== DATA FOR PROCESSING ==
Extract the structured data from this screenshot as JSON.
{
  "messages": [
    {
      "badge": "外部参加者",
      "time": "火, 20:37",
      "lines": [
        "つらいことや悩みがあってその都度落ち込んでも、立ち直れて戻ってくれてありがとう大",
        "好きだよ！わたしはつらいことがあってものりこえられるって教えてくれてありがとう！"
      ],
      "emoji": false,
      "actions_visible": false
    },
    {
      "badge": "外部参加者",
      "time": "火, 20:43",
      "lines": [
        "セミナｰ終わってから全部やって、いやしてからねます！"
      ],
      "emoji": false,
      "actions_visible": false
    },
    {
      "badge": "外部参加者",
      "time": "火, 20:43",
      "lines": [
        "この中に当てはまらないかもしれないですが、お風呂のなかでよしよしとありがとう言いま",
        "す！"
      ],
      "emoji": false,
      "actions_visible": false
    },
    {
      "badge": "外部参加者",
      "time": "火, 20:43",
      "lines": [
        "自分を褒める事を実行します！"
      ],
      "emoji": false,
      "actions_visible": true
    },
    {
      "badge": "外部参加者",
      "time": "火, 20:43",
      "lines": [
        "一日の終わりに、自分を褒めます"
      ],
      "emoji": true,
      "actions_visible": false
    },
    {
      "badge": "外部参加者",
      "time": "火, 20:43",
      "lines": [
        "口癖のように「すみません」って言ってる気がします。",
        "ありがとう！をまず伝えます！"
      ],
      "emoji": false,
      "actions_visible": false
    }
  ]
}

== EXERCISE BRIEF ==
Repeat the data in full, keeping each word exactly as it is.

== ANSWER TO THIS EXERCISE ==
Extract the structured data from this screenshot as JSON.
{
  "messages": [
    {
      "badge": "外部参加者",
      "time": "火, 20:37",
      "lines": [
        "つらいことや悩みがあってその都度落ち込んでも、立ち直れて戻ってくれてありがとう大",
        "好きだよ！わたしはつらいことがあってものりこえられるって教えてくれてありがとう！"
      ],
      "emoji": false,
      "actions_visible": false
    },
    {
      "badge": "外部参加者",
      "time": "火, 20:43",
      "lines": [
        "セミナｰ終わってから全部やって、いやしてからねます！"
      ],
      "emoji": false,
      "actions_visible": false
    },
    {
      "badge": "外部参加者",
      "time": "火, 20:43",
      "lines": [
        "この中に当てはまらないかもしれないですが、お風呂のなかでよしよしとありがとう言いま",
        "す！"
      ],
      "emoji": false,
      "actions_visible": false
    },
    {
      "badge": "外部参加者",
      "time": "火, 20:43",
      "lines": [
        "自分を褒める事を実行します！"
      ],
      "emoji": false,
      "actions_visible": true
    },
    {
      "badge": "外部参加者",
      "time": "火, 20:43",
      "lines": [
        "一日の終わりに、自分を褒めます"
      ],
      "emoji": true,
      "actions_visible": false
    },
    {
      "badge": "外部参加者",
      "time": "火, 20:43",
      "lines": [
        "口癖のように「すみません」って言ってる気がします。",
        "ありがとう！をまず伝えます！"
      ],
      "emoji": false,
      "actions_visible": false
    }
  ]
}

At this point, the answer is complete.